and run the code, and make sure you understand
quickIteratorExamples. Then fill out the
printTour method as
described. If you want to fix the style errors, feel free to delete
the quickIteratorExamples code, which was provided only for
ListIterators (Part 2)
Dups2.java uses the
ListIterator abstraction to get
around the problem in
Dups1.java and puts the two implementations on a
more nearly equal footing, albeit in a rather obtuse way.
Again time the two programs:
time java Dups2 linked < hammurabi110.txt time java Dups2 array < hammurabi110.txt
If you haven't already, read and understand both programs. The
continue keyword (covered in the reading, but not lecture) means to
terminate the current iteration of the current loop and move on to the
next one immediately.
We'll finish off this section of the lab by finally having you do some coding: Clean up our asinine implementation of Dups2. The Dups2.duplicates method uses two int variables, m and n, to keep track of positions in the list L (and stops once we have scanned back to the position of element we are checking for duplication).
By making better use of the ListIterator interface, we can remove both
of these variables. Create a new file called Dups3.java. Copy and paste Dups2.java to Dups3.java, and
duplicates method so that duplicates does not use
any integer variables. Your code should end up looking much
more elegant than Dups2.java.
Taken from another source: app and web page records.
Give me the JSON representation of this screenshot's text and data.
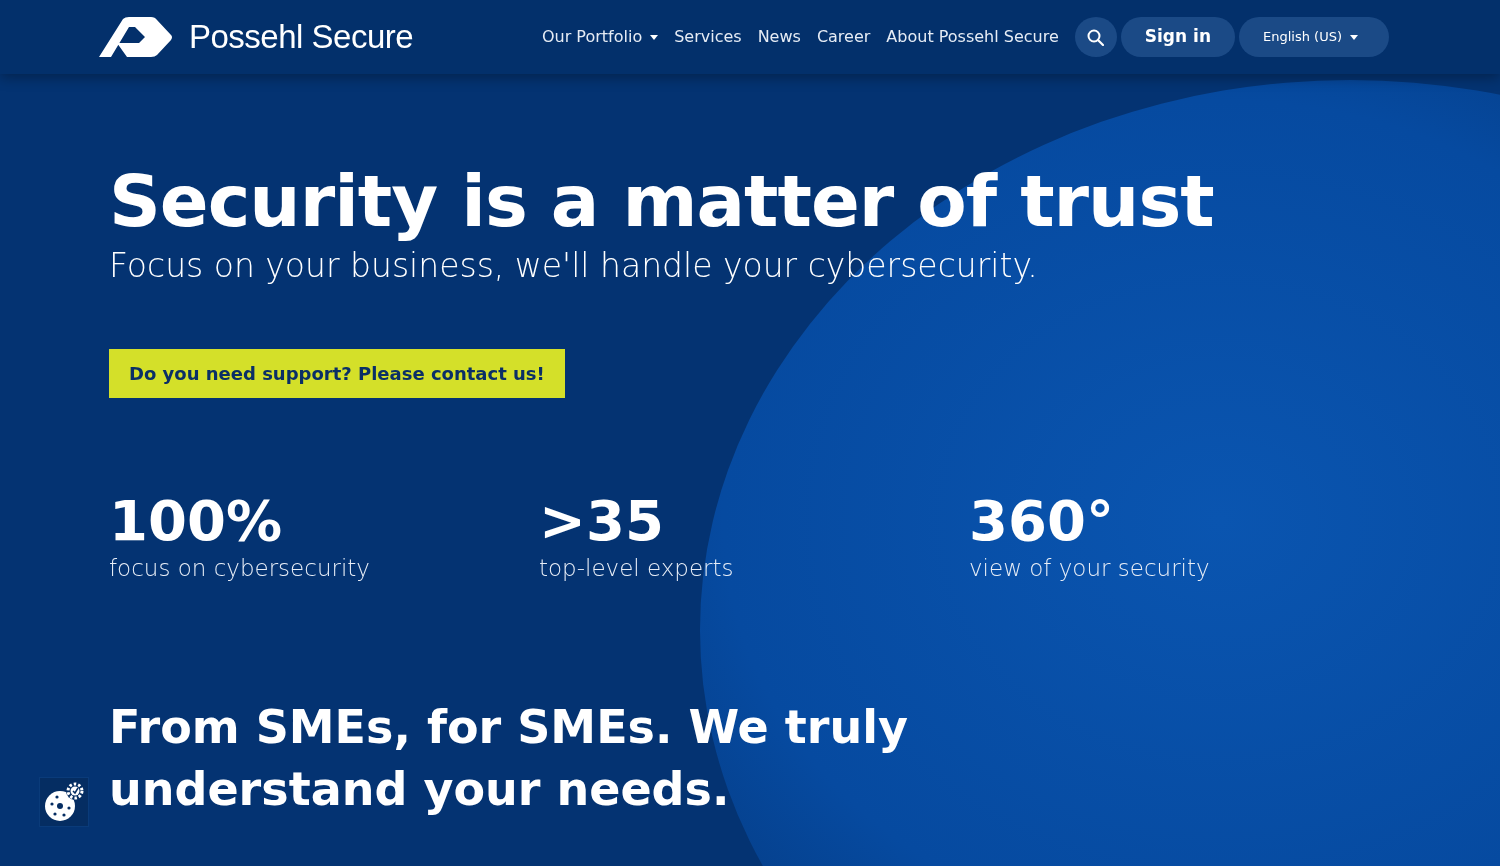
{
  "brand": {
    "name": "Possehl Secure"
  },
  "nav": [
    {
      "label": "Our Portfolio",
      "kind": "dropdown"
    },
    {
      "label": "Services",
      "kind": "link"
    },
    {
      "label": "News",
      "kind": "link"
    },
    {
      "label": "Career",
      "kind": "link"
    },
    {
      "label": "About Possehl Secure",
      "kind": "link"
    }
  ],
  "sign_in": "Sign in",
  "language": "English (US)",
  "hero": {
    "title": "Security is a matter of trust",
    "subtitle": "Focus on your business, we'll handle your cybersecurity.",
    "cta": "Do you need support? Please contact us!"
  },
  "stats": [
    {
      "value": "100%",
      "label": "focus on cybersecurity"
    },
    {
      "value": ">35",
      "label": "top-level experts"
    },
    {
      "value": "360°",
      "label": "view of your security"
    }
  ],
  "tagline": "From SMEs, for SMEs. We truly understand your needs."
}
If you're stuck make sure to see the
We're throwing you in the deep end here with strange new entitites.
There are weird symbols and syntactical strangenesses like the angle
ListIterator<String>, but by doing some pattern
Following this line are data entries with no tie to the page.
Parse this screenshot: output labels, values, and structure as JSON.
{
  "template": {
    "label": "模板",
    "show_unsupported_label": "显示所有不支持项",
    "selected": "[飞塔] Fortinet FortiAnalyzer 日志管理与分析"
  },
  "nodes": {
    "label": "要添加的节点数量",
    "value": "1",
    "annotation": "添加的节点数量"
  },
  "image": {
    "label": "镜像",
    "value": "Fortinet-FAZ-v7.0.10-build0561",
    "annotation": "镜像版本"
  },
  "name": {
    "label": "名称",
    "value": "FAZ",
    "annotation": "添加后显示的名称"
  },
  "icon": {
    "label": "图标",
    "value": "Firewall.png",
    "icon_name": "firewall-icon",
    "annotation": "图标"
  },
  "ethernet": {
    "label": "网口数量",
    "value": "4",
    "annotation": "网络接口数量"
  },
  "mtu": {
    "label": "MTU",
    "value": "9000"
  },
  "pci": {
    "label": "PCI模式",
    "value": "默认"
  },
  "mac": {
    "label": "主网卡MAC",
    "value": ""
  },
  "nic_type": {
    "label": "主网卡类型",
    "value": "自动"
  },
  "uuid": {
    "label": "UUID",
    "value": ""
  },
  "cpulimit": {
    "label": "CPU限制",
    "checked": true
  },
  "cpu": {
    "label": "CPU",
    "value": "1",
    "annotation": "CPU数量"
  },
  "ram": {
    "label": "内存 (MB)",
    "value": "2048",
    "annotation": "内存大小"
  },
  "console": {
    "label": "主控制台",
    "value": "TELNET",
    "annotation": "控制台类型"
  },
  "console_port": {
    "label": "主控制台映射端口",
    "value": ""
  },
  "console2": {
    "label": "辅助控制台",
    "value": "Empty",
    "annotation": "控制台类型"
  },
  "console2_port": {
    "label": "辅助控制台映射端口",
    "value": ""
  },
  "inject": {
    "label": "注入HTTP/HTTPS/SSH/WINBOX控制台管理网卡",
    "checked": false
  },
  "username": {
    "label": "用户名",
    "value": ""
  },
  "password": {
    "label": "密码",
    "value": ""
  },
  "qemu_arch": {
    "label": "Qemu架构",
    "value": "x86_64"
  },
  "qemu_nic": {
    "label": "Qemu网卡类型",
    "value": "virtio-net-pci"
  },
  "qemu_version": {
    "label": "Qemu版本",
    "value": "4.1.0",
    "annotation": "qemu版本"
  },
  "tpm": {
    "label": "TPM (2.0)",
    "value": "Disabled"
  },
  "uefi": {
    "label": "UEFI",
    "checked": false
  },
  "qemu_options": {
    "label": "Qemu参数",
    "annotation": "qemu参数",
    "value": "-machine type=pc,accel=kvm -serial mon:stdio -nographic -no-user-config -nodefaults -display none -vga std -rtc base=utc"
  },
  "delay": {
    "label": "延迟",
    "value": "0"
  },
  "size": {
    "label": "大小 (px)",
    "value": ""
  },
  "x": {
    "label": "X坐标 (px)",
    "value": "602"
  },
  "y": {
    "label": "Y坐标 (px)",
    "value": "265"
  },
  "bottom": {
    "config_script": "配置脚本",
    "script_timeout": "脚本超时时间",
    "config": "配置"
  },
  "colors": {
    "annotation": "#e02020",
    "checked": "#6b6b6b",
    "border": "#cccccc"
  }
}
matching, you should be fine — we'll learn these new things later.
Don't be afraid to experiment with method calls you aren't sure will
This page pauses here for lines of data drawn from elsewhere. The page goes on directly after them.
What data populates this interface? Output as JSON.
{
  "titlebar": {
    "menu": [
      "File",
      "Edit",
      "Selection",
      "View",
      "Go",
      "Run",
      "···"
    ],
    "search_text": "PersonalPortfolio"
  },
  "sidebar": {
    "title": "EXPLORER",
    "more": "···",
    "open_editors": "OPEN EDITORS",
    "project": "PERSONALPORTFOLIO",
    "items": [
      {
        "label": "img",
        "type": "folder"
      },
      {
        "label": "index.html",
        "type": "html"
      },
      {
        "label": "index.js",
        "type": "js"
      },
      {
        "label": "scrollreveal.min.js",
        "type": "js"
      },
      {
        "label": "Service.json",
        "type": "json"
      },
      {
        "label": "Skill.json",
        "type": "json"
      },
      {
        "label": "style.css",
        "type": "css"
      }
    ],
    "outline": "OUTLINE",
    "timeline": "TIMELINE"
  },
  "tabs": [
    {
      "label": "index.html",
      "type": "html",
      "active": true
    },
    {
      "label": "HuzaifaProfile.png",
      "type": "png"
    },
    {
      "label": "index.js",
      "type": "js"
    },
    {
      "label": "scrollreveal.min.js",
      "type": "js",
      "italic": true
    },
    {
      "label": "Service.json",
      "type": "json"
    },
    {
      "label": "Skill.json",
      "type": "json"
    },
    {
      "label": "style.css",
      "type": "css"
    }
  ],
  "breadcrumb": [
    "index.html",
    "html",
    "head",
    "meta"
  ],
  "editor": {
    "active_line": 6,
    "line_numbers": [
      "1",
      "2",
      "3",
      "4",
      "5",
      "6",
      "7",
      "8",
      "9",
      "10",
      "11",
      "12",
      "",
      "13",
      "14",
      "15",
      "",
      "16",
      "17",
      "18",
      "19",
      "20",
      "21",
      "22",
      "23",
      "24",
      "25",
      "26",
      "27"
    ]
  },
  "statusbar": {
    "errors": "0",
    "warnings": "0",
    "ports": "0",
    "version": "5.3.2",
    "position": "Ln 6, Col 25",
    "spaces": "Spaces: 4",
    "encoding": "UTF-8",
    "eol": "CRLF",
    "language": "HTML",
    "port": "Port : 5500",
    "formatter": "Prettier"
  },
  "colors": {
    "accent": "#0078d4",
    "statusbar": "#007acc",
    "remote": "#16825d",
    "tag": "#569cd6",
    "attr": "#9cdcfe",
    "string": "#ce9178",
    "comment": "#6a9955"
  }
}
work (recall that you can use the hw command to restore older copies
of committed work in case you find yourself boxed in). Try and cajole
your neighbors into discussion for more efficient progress. This will
probably seem very hard because of all the new syntax, so collaborate
Currently, the list of duplicate words gets printed in whatever order the words occur in the text. By adding one short line to the program, you can arrange for the list to be printed in sorted order. Figure out how to do this (there is a hint about where to look towards the top of the file) and change Dups3.java accordingly.
Optional: With a bit more searching (this time in the documentation for java.lang.String), you may be able to find out how to get the sort to ignore the case of letters, instead of putting all capital letters before all lower-case letters. If you do this, modify Dups3.java accordingly.
We used an ArrayList called
result to store our result in
Dups3. To avoid having duplicate duplicates in
result.contains() method to
continue to the next
iteration whenever a redundant duplicate was found.
The problem is that the
contains method scans the
sequentually. While this is not much of a problem for the small inputs
we've been using, it can cause difficulties with larger ones.
The Java library provides collections that are faster for the purpose
of collecting sets of objects without duplicates, namely the
HashSet. Create a new program Dups4 that uses a
java.util.TreeSet for the storing results in the .duplicate method.
See the TreeSet
documentation for a list of methods supported by the
You'll only need a couple of the methods from the list. In case you
are tempted by dark forces beyond my comprehension, do not try to read
the entirety of the
To make things a little more interesting, you must still return the
result as a
List<String>, which a
TreeSet<String> is not. Hint: A
TreeSet is a kind of
Collection<String>. Take a look through the
documentation of ArrayList.
Make sure your Dups3.java and Dups4.java work as intended. You will be turning in IntDList.java, Dups3.java, Dups4.java, and ListTour.java. As usual, tag your files, stage, and commit. Push to your central repository, then push your tags by running (git push —tags).